▸ Problem
The lines to copy are those holding the string "二手图书" in the entries below.

▸ Study material
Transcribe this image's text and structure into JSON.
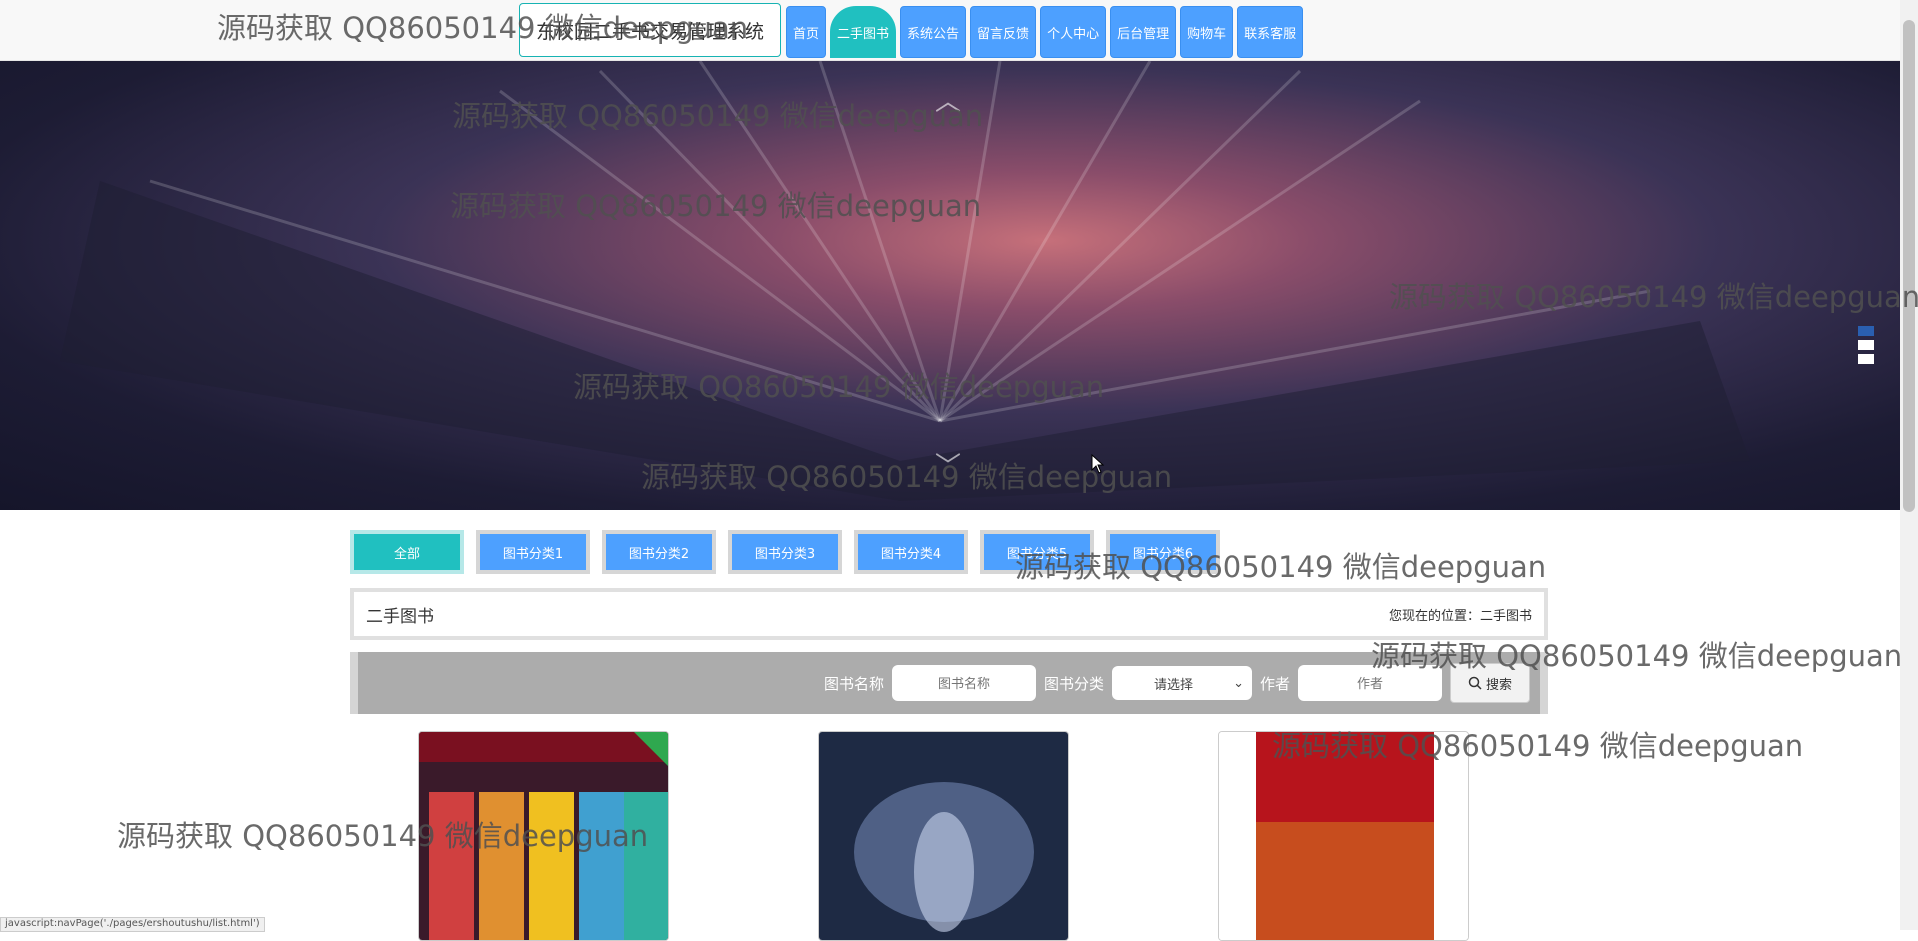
{
  "header": {
    "site_title": "东校园二手书交易管理系统",
    "nav": [
      "首页",
      "二手图书",
      "系统公告",
      "留言反馈",
      "个人中心",
      "后台管理",
      "购物车",
      "联系客服"
    ],
    "active_nav": "二手图书"
  },
  "categories": [
    "全部",
    "图书分类1",
    "图书分类2",
    "图书分类3",
    "图书分类4",
    "图书分类5",
    "图书分类6"
  ],
  "breadcrumb": {
    "title": "二手图书",
    "location": "您现在的位置：二手图书"
  },
  "search": {
    "name_label": "图书名称",
    "name_placeholder": "图书名称",
    "category_label": "图书分类",
    "category_value": "请选择",
    "author_label": "作者",
    "author_placeholder": "作者",
    "button": "搜索"
  },
  "status_text": "javascript:navPage('./pages/ershoutushu/list.html')",
  "watermark": "源码获取 QQ86050149 微信deepguan",
  "colors": {
    "primary": "#4da0ff",
    "accent": "#20c0c0"
  }
}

▸ Finished exercise
      "二手图书",
    "active_nav": "二手图书"
    "title": "二手图书",
    "location": "您现在的位置：二手图书"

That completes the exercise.